--- PROVIDED DATA Enclosed Below ---
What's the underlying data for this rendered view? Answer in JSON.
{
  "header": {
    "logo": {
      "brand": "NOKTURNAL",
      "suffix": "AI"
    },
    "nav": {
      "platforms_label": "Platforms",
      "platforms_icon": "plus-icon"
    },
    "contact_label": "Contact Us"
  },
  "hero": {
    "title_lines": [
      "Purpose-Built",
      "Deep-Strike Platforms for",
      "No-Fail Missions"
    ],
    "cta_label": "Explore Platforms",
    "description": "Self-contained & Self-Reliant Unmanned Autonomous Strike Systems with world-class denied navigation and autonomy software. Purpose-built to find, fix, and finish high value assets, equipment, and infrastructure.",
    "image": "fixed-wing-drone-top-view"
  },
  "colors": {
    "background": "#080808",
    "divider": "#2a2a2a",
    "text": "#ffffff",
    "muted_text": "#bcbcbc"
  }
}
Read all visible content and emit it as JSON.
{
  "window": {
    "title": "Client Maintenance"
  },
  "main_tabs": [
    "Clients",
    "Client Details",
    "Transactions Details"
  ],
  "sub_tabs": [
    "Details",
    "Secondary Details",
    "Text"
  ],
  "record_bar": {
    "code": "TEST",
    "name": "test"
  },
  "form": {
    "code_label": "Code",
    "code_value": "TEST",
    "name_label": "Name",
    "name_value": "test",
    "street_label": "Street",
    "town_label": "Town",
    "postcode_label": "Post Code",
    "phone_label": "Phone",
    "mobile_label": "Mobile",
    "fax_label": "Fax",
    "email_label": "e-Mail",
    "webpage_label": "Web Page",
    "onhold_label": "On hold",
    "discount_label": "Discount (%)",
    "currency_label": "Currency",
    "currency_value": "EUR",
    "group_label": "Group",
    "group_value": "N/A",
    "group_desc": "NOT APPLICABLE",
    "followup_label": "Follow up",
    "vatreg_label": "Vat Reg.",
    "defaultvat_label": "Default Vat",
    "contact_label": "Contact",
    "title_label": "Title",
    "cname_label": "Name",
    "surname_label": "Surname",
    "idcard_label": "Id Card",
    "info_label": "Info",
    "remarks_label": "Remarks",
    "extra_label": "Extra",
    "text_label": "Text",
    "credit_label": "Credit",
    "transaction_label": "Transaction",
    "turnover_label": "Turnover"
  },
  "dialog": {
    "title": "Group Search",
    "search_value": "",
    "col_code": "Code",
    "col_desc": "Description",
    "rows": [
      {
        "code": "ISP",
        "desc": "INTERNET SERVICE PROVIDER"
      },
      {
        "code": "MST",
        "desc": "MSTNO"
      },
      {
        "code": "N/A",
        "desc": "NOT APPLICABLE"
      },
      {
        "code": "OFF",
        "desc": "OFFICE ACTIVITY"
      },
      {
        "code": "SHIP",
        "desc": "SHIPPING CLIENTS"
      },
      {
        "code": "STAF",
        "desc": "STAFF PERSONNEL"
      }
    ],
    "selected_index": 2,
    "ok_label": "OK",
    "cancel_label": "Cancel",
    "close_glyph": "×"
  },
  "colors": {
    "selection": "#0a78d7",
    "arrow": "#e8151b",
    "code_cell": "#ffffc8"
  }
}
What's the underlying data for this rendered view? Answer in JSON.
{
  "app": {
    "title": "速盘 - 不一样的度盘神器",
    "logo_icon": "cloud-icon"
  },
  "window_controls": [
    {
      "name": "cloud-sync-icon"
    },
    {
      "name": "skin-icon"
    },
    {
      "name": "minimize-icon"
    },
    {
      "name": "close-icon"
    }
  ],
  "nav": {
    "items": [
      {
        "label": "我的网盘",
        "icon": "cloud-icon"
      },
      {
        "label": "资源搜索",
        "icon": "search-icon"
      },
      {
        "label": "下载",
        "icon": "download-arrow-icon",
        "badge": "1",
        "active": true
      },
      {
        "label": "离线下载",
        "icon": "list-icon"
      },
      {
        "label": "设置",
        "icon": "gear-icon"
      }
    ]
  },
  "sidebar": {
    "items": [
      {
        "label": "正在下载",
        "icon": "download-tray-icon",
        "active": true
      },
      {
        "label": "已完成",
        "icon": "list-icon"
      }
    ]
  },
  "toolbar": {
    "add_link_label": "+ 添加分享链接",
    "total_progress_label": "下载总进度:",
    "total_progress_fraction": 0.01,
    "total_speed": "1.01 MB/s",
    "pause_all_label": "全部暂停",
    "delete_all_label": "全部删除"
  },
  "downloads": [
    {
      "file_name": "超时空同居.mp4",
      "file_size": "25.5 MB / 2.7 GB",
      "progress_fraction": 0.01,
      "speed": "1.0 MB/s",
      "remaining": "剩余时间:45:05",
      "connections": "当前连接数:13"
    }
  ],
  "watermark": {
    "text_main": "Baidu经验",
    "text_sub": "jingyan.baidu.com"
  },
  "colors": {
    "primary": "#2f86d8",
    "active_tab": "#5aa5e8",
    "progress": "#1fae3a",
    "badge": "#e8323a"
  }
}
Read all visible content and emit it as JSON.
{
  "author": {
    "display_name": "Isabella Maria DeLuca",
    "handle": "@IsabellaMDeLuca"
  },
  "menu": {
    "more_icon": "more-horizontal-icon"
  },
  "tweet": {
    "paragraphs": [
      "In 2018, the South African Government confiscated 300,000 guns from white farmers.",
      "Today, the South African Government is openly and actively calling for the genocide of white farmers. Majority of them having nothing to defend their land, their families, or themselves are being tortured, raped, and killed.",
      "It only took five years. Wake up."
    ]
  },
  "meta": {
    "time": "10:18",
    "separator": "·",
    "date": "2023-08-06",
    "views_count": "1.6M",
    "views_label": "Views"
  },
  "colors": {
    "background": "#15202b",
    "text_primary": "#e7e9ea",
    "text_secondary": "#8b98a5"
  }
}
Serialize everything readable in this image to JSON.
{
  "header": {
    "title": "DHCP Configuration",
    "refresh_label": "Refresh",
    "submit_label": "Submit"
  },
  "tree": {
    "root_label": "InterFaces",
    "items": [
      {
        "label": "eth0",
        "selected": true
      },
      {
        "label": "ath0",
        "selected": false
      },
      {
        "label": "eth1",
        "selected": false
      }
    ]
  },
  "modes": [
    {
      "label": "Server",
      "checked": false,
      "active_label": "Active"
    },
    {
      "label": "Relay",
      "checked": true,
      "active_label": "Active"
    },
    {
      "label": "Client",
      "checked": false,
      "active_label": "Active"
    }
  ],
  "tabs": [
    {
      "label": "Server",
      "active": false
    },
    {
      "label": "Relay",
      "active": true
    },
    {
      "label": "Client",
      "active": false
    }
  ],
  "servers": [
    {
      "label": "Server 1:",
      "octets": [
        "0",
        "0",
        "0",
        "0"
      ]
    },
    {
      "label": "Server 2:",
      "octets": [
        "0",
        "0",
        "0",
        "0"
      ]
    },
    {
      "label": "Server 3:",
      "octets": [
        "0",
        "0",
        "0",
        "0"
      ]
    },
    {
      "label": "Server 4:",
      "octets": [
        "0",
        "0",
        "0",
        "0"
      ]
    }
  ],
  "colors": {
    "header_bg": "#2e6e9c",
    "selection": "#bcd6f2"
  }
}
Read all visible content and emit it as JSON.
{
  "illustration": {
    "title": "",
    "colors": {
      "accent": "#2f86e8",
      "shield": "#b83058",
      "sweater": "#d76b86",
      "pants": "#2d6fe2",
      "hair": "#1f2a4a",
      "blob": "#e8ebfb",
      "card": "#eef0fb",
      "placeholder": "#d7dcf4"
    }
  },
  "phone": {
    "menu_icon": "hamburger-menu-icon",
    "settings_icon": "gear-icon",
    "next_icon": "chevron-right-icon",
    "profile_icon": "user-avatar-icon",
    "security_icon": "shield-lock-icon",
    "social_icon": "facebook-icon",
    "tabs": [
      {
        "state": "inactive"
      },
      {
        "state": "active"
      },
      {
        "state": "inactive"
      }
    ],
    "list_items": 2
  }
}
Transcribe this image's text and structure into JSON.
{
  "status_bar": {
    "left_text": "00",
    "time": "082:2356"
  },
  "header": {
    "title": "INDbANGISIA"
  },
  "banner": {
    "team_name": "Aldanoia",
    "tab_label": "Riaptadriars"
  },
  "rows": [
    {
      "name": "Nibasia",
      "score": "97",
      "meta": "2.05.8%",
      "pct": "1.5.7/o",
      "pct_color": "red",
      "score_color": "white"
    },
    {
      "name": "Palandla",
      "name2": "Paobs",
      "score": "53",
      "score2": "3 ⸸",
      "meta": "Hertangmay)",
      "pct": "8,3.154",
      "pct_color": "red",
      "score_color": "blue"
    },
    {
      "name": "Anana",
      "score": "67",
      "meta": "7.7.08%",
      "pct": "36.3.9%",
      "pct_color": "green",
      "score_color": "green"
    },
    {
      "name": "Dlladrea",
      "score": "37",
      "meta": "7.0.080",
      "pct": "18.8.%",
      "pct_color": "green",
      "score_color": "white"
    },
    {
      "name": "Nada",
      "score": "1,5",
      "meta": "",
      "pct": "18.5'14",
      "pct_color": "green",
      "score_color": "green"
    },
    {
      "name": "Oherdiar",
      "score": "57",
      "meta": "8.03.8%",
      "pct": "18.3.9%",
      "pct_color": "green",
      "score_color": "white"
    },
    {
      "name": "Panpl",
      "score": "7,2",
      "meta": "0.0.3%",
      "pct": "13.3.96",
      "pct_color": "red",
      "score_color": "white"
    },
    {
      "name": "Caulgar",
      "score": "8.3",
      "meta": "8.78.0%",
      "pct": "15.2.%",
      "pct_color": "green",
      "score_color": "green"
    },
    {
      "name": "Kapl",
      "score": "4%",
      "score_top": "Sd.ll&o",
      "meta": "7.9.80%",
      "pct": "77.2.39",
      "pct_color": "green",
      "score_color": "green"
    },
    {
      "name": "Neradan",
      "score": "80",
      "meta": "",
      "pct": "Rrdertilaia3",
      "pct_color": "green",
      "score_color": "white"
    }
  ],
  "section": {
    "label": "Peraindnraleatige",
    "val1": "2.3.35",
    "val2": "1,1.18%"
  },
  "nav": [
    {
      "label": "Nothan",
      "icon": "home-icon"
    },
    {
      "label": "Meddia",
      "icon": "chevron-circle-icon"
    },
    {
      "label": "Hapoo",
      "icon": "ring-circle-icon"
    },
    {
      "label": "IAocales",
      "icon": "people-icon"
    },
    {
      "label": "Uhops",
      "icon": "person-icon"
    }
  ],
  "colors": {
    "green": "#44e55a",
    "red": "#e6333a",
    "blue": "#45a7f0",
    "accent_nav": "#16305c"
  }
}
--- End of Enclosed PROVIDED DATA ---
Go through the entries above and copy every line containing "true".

### EXPECTED ANSWER
        "active": true
        "active": true
        "selected": true
      "checked": true,
      "active": true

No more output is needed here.